If r(x) is the rate of change of a quantity Q (in units of Q per unit of x), then the total or accumulated change of the quantity as x changes from a to b is given by Copyright (c) 2004 Brooks/Cole, a division of Thomson Learning, Inc.

21
**Copyright (c) 2004 Brooks/Cole, a division of Thomson Learning, Inc.**

The Definite Integral As a Total Ex. If at time t minutes you are traveling at a rate of v(t) feet per minute, then the total distance traveled in feet from minute 2 to minute 10 is given by Copyright (c) 2004 Brooks/Cole, a division of Thomson Learning, Inc.

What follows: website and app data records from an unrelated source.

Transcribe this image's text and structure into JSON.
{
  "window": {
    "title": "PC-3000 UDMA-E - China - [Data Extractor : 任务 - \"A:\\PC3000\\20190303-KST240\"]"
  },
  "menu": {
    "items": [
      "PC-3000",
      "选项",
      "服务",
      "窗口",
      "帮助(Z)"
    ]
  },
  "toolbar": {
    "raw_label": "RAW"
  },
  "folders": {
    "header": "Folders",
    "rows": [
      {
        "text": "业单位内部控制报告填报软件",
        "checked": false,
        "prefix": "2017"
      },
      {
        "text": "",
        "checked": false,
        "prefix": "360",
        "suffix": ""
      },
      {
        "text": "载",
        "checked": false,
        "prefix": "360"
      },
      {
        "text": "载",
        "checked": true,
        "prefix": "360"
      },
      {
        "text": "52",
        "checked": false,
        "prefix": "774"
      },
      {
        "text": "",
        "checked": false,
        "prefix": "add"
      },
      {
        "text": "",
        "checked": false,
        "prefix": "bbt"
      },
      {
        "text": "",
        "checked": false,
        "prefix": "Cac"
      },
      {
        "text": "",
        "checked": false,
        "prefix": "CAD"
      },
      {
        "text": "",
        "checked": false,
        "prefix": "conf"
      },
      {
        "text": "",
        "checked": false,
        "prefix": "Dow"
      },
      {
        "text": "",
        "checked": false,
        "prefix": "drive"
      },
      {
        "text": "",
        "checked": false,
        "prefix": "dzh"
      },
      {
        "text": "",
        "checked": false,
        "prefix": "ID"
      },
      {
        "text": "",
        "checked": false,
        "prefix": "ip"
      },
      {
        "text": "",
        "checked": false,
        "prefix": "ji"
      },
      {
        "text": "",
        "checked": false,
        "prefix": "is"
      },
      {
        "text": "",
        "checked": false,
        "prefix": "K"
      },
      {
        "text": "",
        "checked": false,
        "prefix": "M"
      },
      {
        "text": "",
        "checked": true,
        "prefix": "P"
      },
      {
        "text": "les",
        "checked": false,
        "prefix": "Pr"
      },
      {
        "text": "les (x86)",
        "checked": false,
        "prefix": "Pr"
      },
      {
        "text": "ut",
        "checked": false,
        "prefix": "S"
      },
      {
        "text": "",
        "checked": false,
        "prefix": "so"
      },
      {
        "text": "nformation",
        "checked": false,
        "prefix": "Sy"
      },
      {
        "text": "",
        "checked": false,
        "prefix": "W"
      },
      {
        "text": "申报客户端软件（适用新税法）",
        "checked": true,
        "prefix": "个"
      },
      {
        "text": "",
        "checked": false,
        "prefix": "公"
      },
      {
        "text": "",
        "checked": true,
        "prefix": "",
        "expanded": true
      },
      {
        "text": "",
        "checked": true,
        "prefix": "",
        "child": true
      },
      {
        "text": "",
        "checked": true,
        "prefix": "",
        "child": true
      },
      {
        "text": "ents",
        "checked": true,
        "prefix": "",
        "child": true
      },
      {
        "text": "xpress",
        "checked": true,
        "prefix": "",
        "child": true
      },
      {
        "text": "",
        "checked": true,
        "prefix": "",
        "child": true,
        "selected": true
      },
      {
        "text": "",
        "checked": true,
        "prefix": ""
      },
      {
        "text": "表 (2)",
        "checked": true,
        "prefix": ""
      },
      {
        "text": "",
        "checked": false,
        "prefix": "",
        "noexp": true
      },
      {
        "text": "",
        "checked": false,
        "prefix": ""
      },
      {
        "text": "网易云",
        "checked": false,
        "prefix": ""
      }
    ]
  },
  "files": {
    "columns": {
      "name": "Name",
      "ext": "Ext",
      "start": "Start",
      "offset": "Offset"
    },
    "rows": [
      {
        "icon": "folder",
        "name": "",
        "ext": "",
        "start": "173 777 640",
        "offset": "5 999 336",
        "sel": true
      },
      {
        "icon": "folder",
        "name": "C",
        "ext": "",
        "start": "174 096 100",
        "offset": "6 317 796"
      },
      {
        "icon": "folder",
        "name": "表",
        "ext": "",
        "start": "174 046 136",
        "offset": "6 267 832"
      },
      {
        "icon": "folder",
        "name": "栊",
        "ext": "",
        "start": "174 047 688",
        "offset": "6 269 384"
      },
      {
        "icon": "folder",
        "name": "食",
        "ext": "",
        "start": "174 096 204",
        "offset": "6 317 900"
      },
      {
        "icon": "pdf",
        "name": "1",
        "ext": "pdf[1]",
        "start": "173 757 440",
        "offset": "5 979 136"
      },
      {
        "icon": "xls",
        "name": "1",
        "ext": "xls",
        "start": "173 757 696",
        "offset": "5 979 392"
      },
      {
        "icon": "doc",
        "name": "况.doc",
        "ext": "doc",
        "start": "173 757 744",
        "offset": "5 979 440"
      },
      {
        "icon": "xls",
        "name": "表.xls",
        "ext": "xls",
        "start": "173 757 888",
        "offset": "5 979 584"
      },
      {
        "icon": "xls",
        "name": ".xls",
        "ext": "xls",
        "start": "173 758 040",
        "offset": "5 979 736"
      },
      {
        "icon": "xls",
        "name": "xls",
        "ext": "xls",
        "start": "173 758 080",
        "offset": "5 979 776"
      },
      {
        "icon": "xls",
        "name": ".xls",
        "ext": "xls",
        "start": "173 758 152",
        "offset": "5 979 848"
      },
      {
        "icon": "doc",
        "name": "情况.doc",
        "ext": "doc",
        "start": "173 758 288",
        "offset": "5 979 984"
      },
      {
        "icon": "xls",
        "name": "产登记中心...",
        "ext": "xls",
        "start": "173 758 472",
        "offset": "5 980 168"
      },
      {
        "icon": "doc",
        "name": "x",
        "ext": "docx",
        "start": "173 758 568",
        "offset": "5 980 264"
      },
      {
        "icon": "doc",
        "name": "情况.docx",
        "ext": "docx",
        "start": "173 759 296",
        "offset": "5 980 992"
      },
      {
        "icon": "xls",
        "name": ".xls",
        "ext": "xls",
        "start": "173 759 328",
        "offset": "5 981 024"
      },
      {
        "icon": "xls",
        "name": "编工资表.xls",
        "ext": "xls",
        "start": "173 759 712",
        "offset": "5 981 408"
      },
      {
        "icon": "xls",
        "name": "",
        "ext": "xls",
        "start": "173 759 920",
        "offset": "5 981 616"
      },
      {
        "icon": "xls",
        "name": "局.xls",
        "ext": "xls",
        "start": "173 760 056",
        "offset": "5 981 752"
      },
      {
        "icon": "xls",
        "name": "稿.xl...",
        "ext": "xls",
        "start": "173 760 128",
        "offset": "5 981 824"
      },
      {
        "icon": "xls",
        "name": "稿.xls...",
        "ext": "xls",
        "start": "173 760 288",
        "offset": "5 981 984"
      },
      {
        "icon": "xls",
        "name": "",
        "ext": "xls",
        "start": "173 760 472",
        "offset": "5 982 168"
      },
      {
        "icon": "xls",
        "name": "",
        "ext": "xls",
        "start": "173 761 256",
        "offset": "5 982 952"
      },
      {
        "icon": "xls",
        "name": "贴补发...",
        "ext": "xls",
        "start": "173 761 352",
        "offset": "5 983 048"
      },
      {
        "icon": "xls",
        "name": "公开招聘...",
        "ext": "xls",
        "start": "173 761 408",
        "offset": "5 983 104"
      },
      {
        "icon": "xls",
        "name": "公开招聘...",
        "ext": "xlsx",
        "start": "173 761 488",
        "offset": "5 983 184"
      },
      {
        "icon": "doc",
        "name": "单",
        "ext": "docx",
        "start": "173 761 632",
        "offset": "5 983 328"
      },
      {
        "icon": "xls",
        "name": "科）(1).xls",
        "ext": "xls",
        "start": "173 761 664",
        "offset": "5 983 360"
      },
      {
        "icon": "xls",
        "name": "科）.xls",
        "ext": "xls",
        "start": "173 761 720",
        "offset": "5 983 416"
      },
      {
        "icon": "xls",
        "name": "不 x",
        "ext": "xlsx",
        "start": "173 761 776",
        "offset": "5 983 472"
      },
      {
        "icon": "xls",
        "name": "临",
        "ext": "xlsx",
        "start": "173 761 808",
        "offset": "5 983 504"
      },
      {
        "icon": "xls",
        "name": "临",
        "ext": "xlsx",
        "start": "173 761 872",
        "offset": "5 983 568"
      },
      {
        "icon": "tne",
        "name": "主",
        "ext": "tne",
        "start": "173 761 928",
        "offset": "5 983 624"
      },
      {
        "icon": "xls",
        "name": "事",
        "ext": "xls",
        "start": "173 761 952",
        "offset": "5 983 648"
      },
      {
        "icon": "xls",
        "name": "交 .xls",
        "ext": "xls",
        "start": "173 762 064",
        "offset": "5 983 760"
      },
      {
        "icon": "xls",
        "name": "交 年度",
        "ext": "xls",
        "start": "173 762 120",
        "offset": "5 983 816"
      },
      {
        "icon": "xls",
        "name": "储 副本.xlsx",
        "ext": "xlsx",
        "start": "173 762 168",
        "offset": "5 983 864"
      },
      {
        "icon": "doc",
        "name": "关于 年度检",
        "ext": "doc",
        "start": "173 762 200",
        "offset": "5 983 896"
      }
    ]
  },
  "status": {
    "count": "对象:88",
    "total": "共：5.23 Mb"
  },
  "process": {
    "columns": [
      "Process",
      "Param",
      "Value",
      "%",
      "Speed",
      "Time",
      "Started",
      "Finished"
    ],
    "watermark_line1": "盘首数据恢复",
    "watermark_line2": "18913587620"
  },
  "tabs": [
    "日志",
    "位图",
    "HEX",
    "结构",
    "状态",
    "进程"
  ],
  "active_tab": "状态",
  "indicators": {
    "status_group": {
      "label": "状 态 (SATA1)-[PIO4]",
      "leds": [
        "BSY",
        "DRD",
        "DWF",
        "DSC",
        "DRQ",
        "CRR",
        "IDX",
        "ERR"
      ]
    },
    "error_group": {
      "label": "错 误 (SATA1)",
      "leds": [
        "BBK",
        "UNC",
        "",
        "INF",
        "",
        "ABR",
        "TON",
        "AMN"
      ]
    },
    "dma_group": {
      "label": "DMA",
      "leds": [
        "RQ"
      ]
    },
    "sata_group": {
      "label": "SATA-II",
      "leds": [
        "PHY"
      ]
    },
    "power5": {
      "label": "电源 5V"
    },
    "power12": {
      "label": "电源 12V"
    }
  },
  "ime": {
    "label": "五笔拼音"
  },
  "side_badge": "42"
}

22
**Copyright (c) 2004 Brooks/Cole, a division of Thomson Learning, Inc.**

Area Under a Graph Width: (n rect.) a b Idea: To find the exact area under the graph of a function. Method: Use an infinite number of rectangles of equal width and compute their area with a limit. Copyright (c) 2004 Brooks/Cole, a division of Thomson Learning, Inc.

23
**Copyright (c) 2004 Brooks/Cole, a division of Thomson Learning, Inc.**

Approximating Area Approximate the area under the graph of using n = 4. Copyright (c) 2004 Brooks/Cole, a division of Thomson Learning, Inc.

24
**Copyright (c) 2004 Brooks/Cole, a division of Thomson Learning, Inc.**

Area Under a Graph a b f continuous, nonnegative on [a, b]. The area is Copyright (c) 2004 Brooks/Cole, a division of Thomson Learning, Inc.

25
**Geometric Interpretation (All Functions)**

a b R2 Area of R1 – Area of R2 + Area of R3 Copyright (c) 2004 Brooks/Cole, a division of Thomson Learning, Inc.

26
**Copyright (c) 2004 Brooks/Cole, a division of Thomson Learning, Inc.**

Area Using Geometry Ex. Use geometry to compute the integral Area =4 Area = 2 Copyright (c) 2004 Brooks/Cole, a division of Thomson Learning, Inc.

27
**Fundamental Theorem of Calculus**

Let f be a continuous function on [a, b]. 2. If F is any continuous antiderivative of f and is defined on [a, b], then Copyright (c) 2004 Brooks/Cole, a division of Thomson Learning, Inc.

28
**Copyright (c) 2004 Brooks/Cole, a division of Thomson Learning, Inc.**

The Fundamental Theorem of Calculus Ex. Copyright (c) 2004 Brooks/Cole, a division of Thomson Learning, Inc.

29
**Evaluating the Definite Integral**

Ex. Calculate Copyright (c) 2004 Brooks/Cole, a division of Thomson Learning, Inc.

30
**Substitution for Definite Integrals**

Ex. Calculate Notice limits change Copyright (c) 2004 Brooks/Cole, a division of Thomson Learning, Inc.

31
**Copyright (c) 2004 Brooks/Cole, a division of Thomson Learning, Inc.**

Computing Area Ex. Find the area enclosed by the x-axis, the vertical lines x = 0, x = 2 and the graph of Gives the area since 2x3 is nonnegative on [0, 2]. Antiderivative Fund. Thm. of Calculus Copyright (c) 2004 Brooks/Cole, a division of Thomson Learning, Inc.

Similar presentations

© 2021 SlidePlayer.com Inc.

All rights reserved.

To make this website work, we log user data and share it with processors. To use this website, you must agree to our Privacy Policy, including cookie policy.

Ads by Google